Dominic Thiem capped an impressive week to win the Barcelona Open on Sunday, securing his second title of the year.
The fifth-ranked Austrian beat Daniil Medvedev 6-4, 6-0 on Sunday, a day after he was dominant against Rafael Nadal in the semifinals to become the first player other than Novak Djokovic to defeat the Spaniard on clay four times.
Thiem, who didn’t lose a set all week in Barcelona, had beaten Roger Federer in the Indian Wells final last month.
Thiem is the first Austrian winner in Barcelona since Thomas Muster, who won in 1995 and 1996.

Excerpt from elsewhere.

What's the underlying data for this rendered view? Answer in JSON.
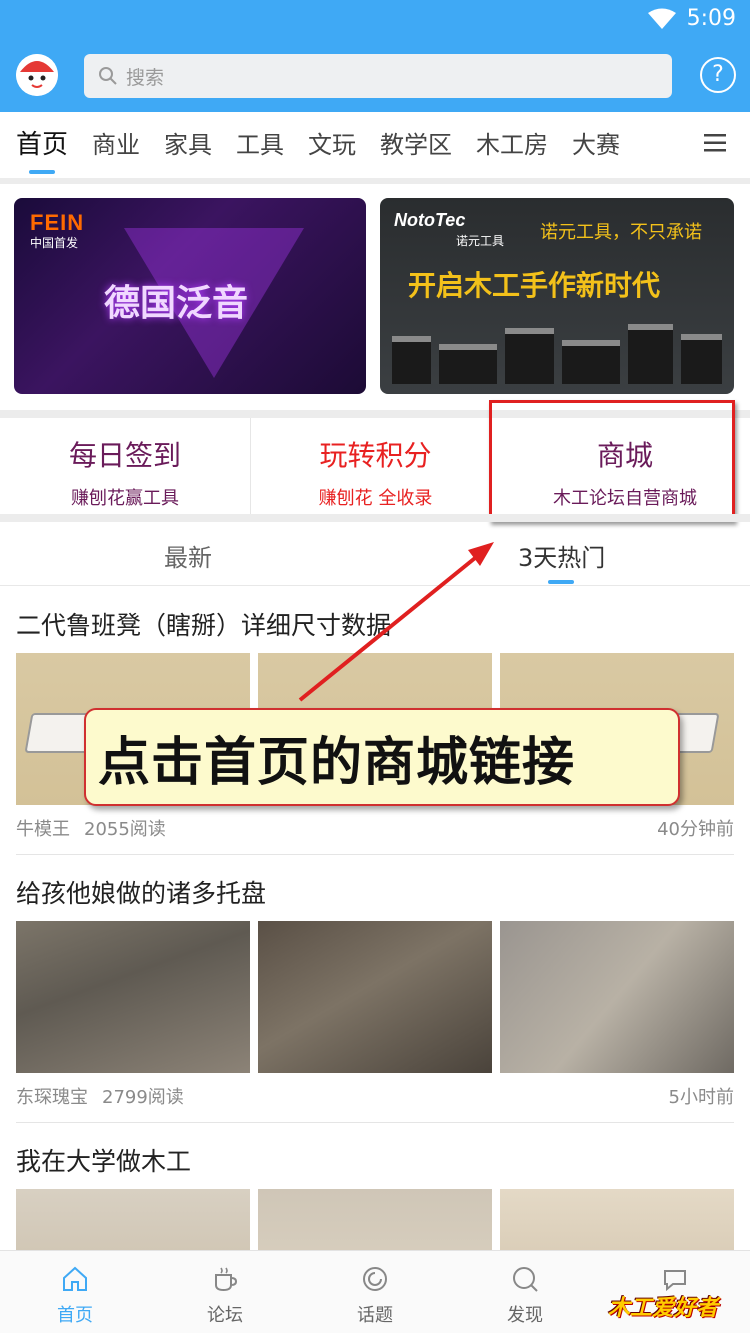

“Winning this means a lot to me because it’s such a traditional and special tournament,” Thiem said. “Only great players have won here. Rafa has won it 11 times and it means a lot that Muster won it twice. It’s a big moment for me.”
Thiem had lost to Nadal in the Barcelona final two years ago. It was his first final on clay since last year’s French Open, when he also lost to the Spaniard.
The 14th-ranked Medvedev, coming off a semifinal appearance in Monte Carlo, was playing in his first clay court final. He has reached at least the semifinals in five of his nine tournaments this season and has a tour-best 25 wins in 2019.
The 23-year-old Russian started well by taking a 3-0 lead with an early break in the first set, but he was never in contention again after Thiem took control of a match that lasted just more than an hour.
Thiem dropped only five points in the second set, winning 14 in a row at one stage. He won 12 of the last 13 games.
“I tried my best, but Dominic was too good today,” Medvedev said. “At one point, even just getting a point off him was a great achievement.”
It was the 13th career singles title for the 25-year-old Thiem, the ninth on clay. He next plays in Madrid, where he has been runner-up the last two seasons.
“A title like this always gives you a lot of confidence, so I’ll be in a good mood going into Madrid,” Thiem said. “But the special thing about tennis is that I’ll start from zero in Madrid. All the guys there are really strong, so I’ll need to be ready from the first point.”